▸ **WHAT TO DO**
Give back the records that follow exactly, images excluded.

(EXERCISE INPUTS)

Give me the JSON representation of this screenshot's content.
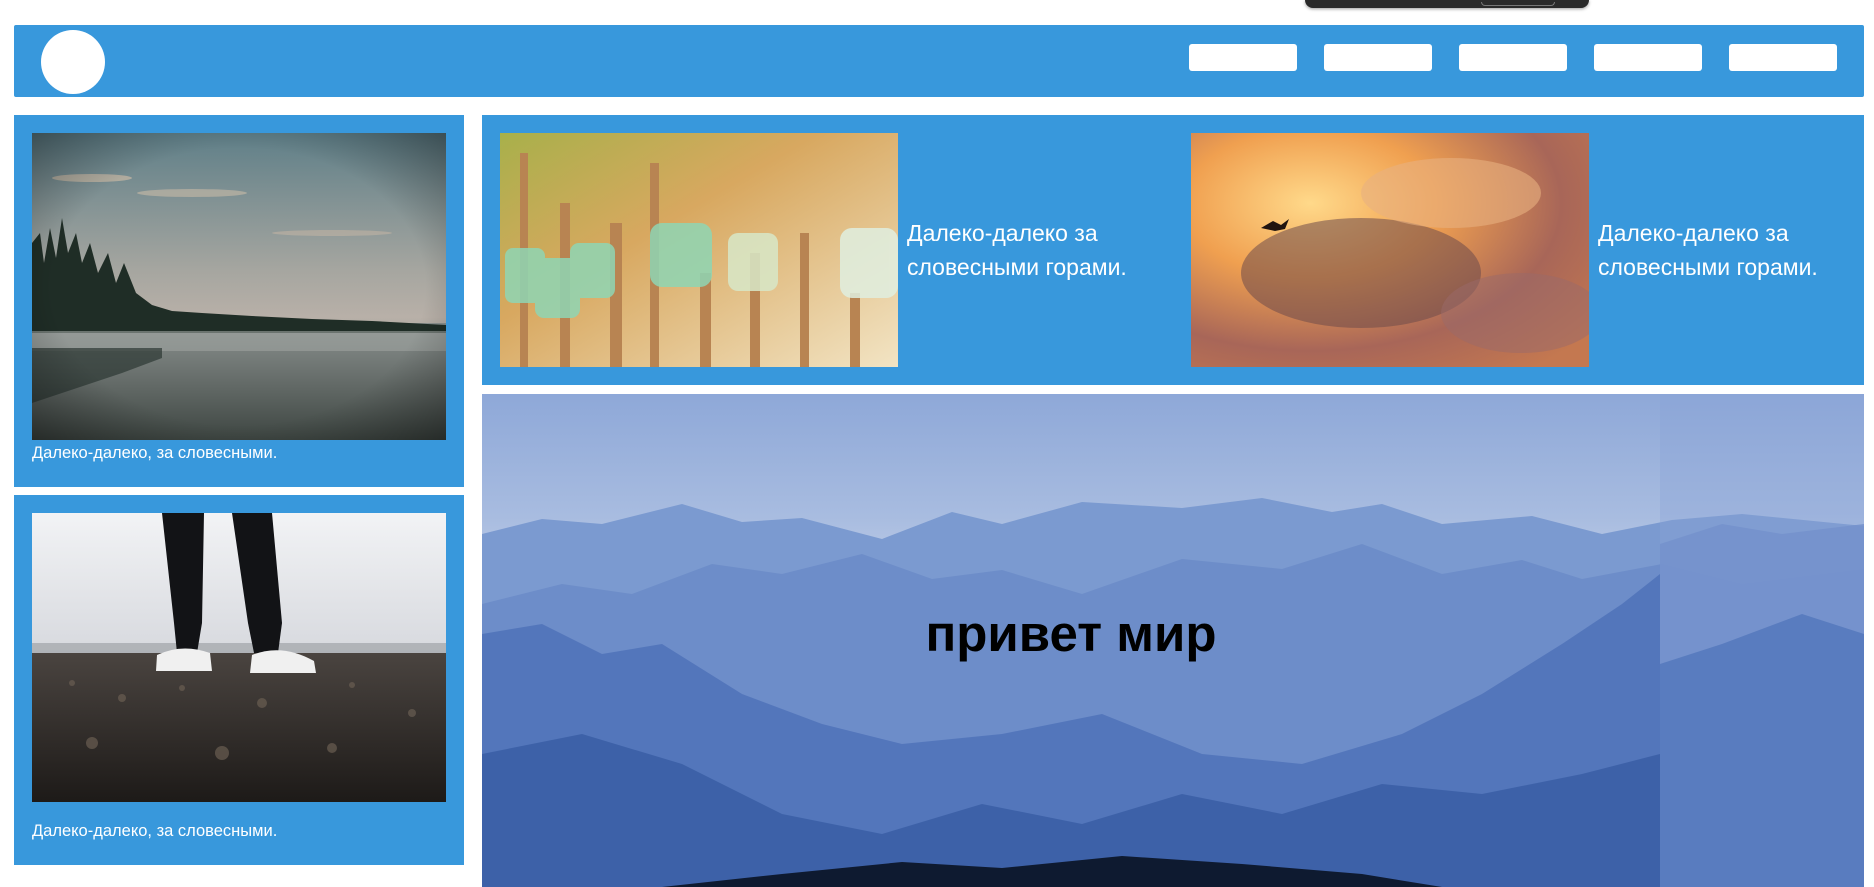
{
  "colors": {
    "accent": "#3898dc",
    "background": "#ffffff",
    "white": "#ffffff"
  },
  "header": {
    "logo": "circle-logo",
    "nav": [
      {
        "icon": "blank-button"
      },
      {
        "icon": "blank-button"
      },
      {
        "icon": "blank-button"
      },
      {
        "icon": "blank-button"
      },
      {
        "icon": "blank-button"
      }
    ]
  },
  "sidebar": {
    "cards": [
      {
        "image": "lake-forest-mist-photo",
        "caption": "Далеко-далеко, за словесными."
      },
      {
        "image": "sneakers-rocky-ground-photo",
        "caption": "Далеко-далеко, за словесными."
      }
    ]
  },
  "featured": {
    "items": [
      {
        "image": "glass-jars-on-sticks-photo",
        "text": "Далеко-далеко за словесными горами."
      },
      {
        "image": "bird-in-fiery-clouds-photo",
        "text": "Далеко-далеко за словесными горами."
      }
    ]
  },
  "hero": {
    "image": "misty-blue-mountains-photo",
    "title": "привет мир"
  }
}
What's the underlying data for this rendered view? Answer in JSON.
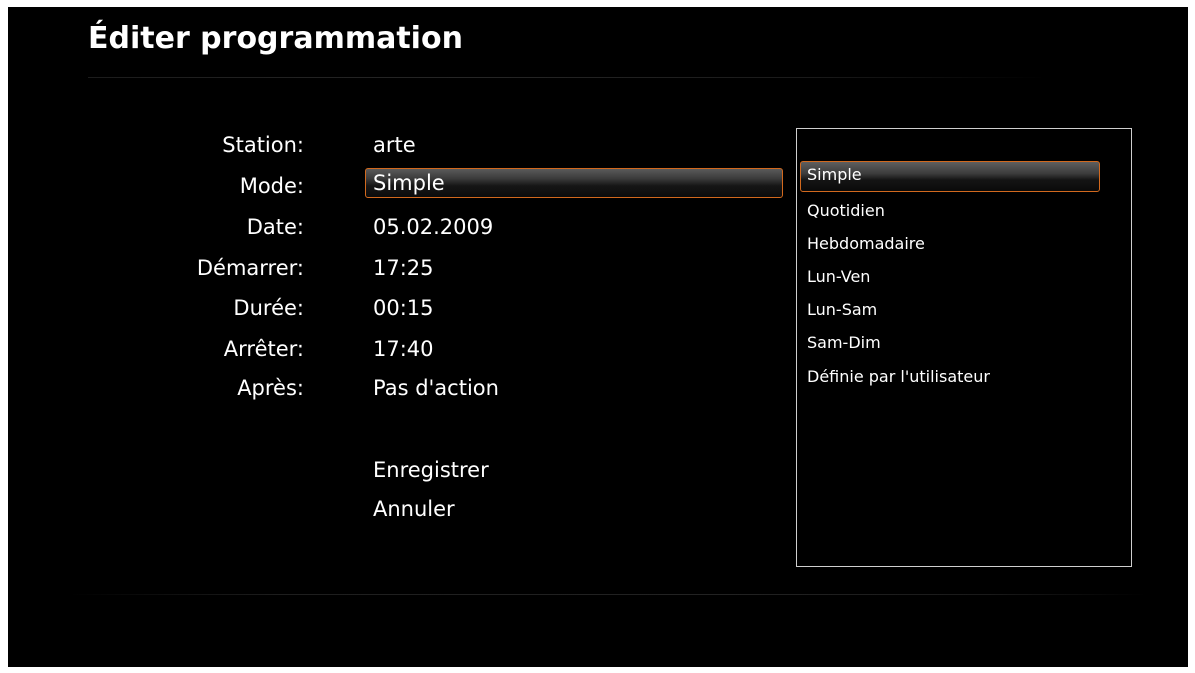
{
  "title": "Éditer programmation",
  "form": {
    "rows": [
      {
        "label": "Station:",
        "value": "arte"
      },
      {
        "label": "Mode:",
        "value": "Simple"
      },
      {
        "label": "Date:",
        "value": "05.02.2009"
      },
      {
        "label": "Démarrer:",
        "value": "17:25"
      },
      {
        "label": "Durée:",
        "value": "00:15"
      },
      {
        "label": "Arrêter:",
        "value": "17:40"
      },
      {
        "label": "Après:",
        "value": "Pas d'action"
      }
    ],
    "save_label": "Enregistrer",
    "cancel_label": "Annuler"
  },
  "mode_options": {
    "selected_index": 0,
    "items": [
      "Simple",
      "Quotidien",
      "Hebdomadaire",
      "Lun-Ven",
      "Lun-Sam",
      "Sam-Dim",
      "Définie par l'utilisateur"
    ]
  },
  "colors": {
    "background": "#000000",
    "text": "#ffffff",
    "focus_border": "#d2691e",
    "list_border": "#cfcfcf"
  }
}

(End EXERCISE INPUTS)

▸ **WRITTEN RESPONSE**
Give me the JSON representation of this screenshot's content.
{
  "colors": {
    "accent": "#3898dc",
    "background": "#ffffff",
    "white": "#ffffff"
  },
  "header": {
    "logo": "circle-logo",
    "nav": [
      {
        "icon": "blank-button"
      },
      {
        "icon": "blank-button"
      },
      {
        "icon": "blank-button"
      },
      {
        "icon": "blank-button"
      },
      {
        "icon": "blank-button"
      }
    ]
  },
  "sidebar": {
    "cards": [
      {
        "image": "lake-forest-mist-photo",
        "caption": "Далеко-далеко, за словесными."
      },
      {
        "image": "sneakers-rocky-ground-photo",
        "caption": "Далеко-далеко, за словесными."
      }
    ]
  },
  "featured": {
    "items": [
      {
        "image": "glass-jars-on-sticks-photo",
        "text": "Далеко-далеко за словесными горами."
      },
      {
        "image": "bird-in-fiery-clouds-photo",
        "text": "Далеко-далеко за словесными горами."
      }
    ]
  },
  "hero": {
    "image": "misty-blue-mountains-photo",
    "title": "привет мир"
  }
}
What's the underlying data for this rendered view? Answer in JSON.
{
  "title": "Éditer programmation",
  "form": {
    "rows": [
      {
        "label": "Station:",
        "value": "arte"
      },
      {
        "label": "Mode:",
        "value": "Simple"
      },
      {
        "label": "Date:",
        "value": "05.02.2009"
      },
      {
        "label": "Démarrer:",
        "value": "17:25"
      },
      {
        "label": "Durée:",
        "value": "00:15"
      },
      {
        "label": "Arrêter:",
        "value": "17:40"
      },
      {
        "label": "Après:",
        "value": "Pas d'action"
      }
    ],
    "save_label": "Enregistrer",
    "cancel_label": "Annuler"
  },
  "mode_options": {
    "selected_index": 0,
    "items": [
      "Simple",
      "Quotidien",
      "Hebdomadaire",
      "Lun-Ven",
      "Lun-Sam",
      "Sam-Dim",
      "Définie par l'utilisateur"
    ]
  },
  "colors": {
    "background": "#000000",
    "text": "#ffffff",
    "focus_border": "#d2691e",
    "list_border": "#cfcfcf"
  }
}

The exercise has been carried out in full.